Each bypass graft for which visualization was determined not to be non-diagnostic was visually assessed using axial data, multi-planar reformats and curved planar reformats as per Society of Cardiovascular Computed Tomography guidelines and assigned to one of three categories: Occluded (defined as any focus where there was complete lack of luminal contrast), luminal stenosis of greater than 50%, or patent (no luminal stenosis greater than 50%) .
The Maritime Heart Center (MHC) Cardiac Surgery Registry captures pre-operative, intra-operative and in-hospital post-operative clinical variables including mortality and morbidity for all patients undergoing cardiac surgery at the QEII Health Sciences Centre in Nova Scotia, Canada. Pre-operative variables included age, sex, body mass index (BMI), smoking history, diabetes, hypercholesterolemia, hypertension, peripheral and/or cerebrovascular disease, chronic obstructive pulmonary disease, left ventricular ejection fraction (EF), myocardial infarction within 21 days prior to surgery, urgency of surgery (urgent patients required surgery within 24 hours, in-house patients were waiting in-hospital, elective patients were waiting at home), prior percutaneous coronary intervention, left main stenosis >50%, and number of diseased vessels. In-hospital outcomes included all-cause mortality, stroke (neurological deficit persisting at time of hospital discharge), peak troponin T, deep sternal wound infection, mechanical ventilation >24 hours, and postoperative length of stay in hospital >9 days.
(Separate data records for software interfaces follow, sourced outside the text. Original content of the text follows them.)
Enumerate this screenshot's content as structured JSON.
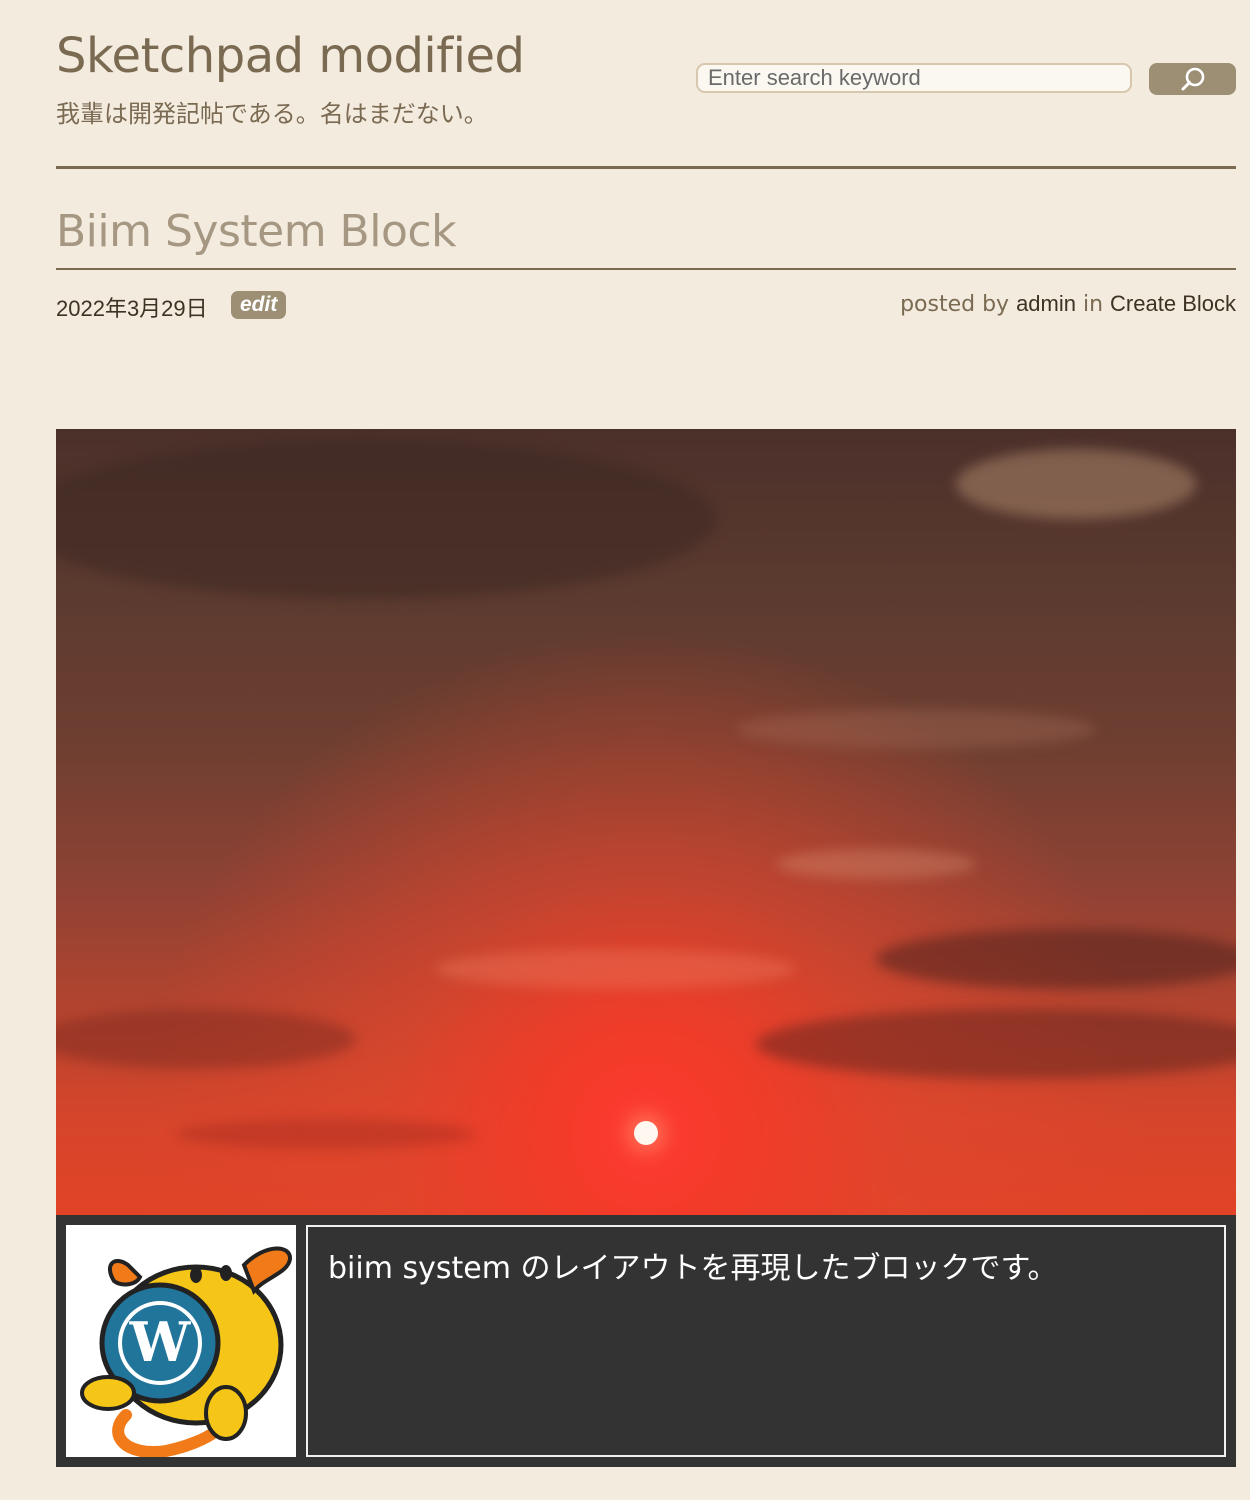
{
  "site": {
    "title": "Sketchpad modified",
    "tagline": "我輩は開発記帖である。名はまだない。"
  },
  "search": {
    "placeholder": "Enter search keyword",
    "button_icon": "search-icon"
  },
  "post": {
    "title": "Biim System Block",
    "date": "2022年3月29日",
    "edit_label": "edit",
    "posted_by_label": "posted by",
    "author": "admin",
    "in_label": "in",
    "category": "Create Block"
  },
  "block": {
    "hero_image": "sunset-sky",
    "avatar_image": "wapuu-wordpress-mascot",
    "description": "biim system のレイアウトを再現したブロックです。"
  },
  "colors": {
    "background": "#f4ebdf",
    "accent": "#9c8f74",
    "panel": "#333333"
  }
}
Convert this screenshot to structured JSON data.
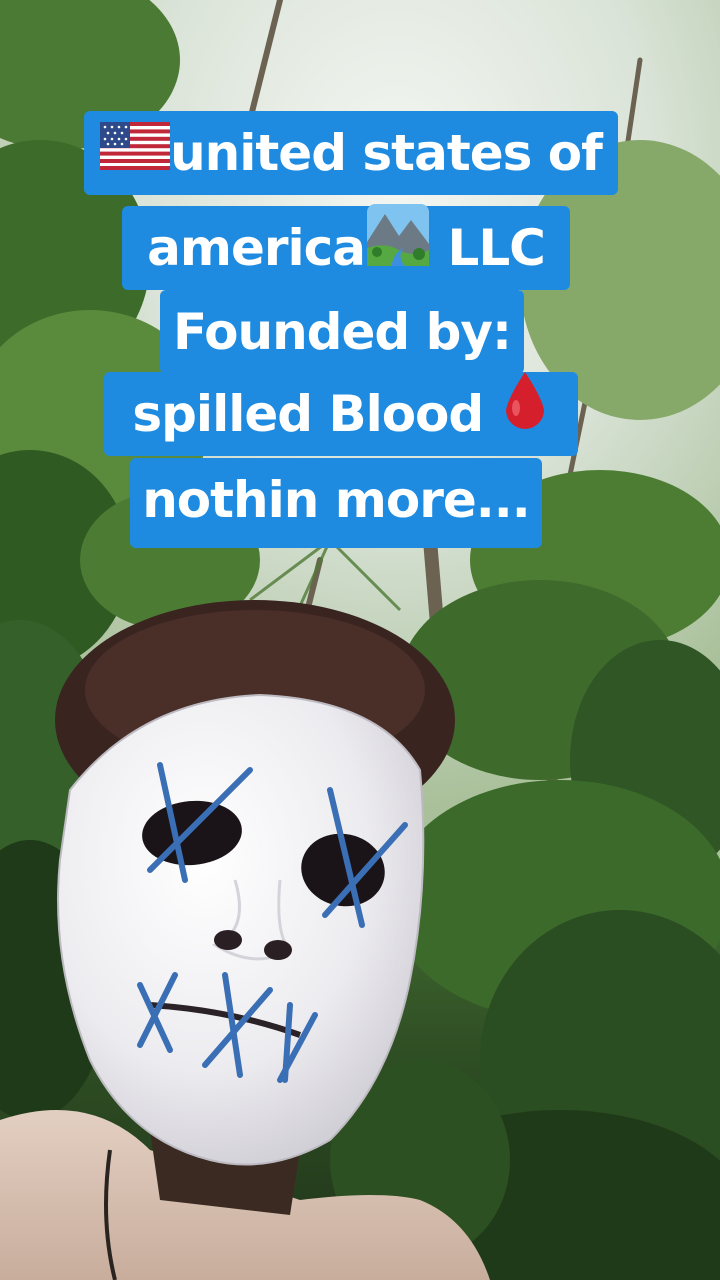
{
  "caption": {
    "lines": [
      {
        "text": "united states of",
        "emoji_before": "us-flag-emoji"
      },
      {
        "text": "america",
        "emoji_after": "national-park-emoji",
        "suffix": " LLC"
      },
      {
        "text": "Founded by:"
      },
      {
        "text": "spilled Blood ",
        "emoji_after": "drop-of-blood-emoji"
      },
      {
        "text": "nothin more..."
      }
    ],
    "background_color": "#1e8be0",
    "text_color": "#ffffff"
  },
  "photo": {
    "subject": "person wearing white stitched purge mask in front of tropical trees",
    "mask_color": "#efeff1",
    "stitch_color": "#3a6fb5",
    "hoodie_color": "#d9c2b4"
  }
}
Aortic cross-clamp time was also reported.
The TAG and LIMA+SVG groups were compared using Chi-square or Fisher’s exact tests for categorical variables, two-tailed t-tests for continuous variables that were normally distributed, and Wilcoxon rank sum tests for continuous variables that did not have a normal distribution.
One of the primary objectives was > 20% recruitment of patients into the randomized trial. Patient eligibility was based on inclusion and exclusion criteria and assignment to participating surgeons. This allowed for the creation of a predictive model capable to identify factors that predicted use of TAG. Design variables were created for reference level coding of categorical variables with more than two levels. For the multivariable analysis, candidate variables were selected based on clinical relevance or a significance of bivariate association with p value <0.2. A non-parsimonious logistic regression model was developed to identify the predictors of receiving TAG. The area under the receiver operating characteristic (ROC) curve was used to assess predictive accuracy of the model. A bootstrap procedure was used to obtain 1000 subsamples with replacement. The 2.5th and 97.5th percentiles of the bootstrap distribution were then used to determine the 95% Confidence Interval (CI) of the ROC.
All statistical analyses were performed using the SAS software package version 9.2 (SAS, Cary, North Carolina).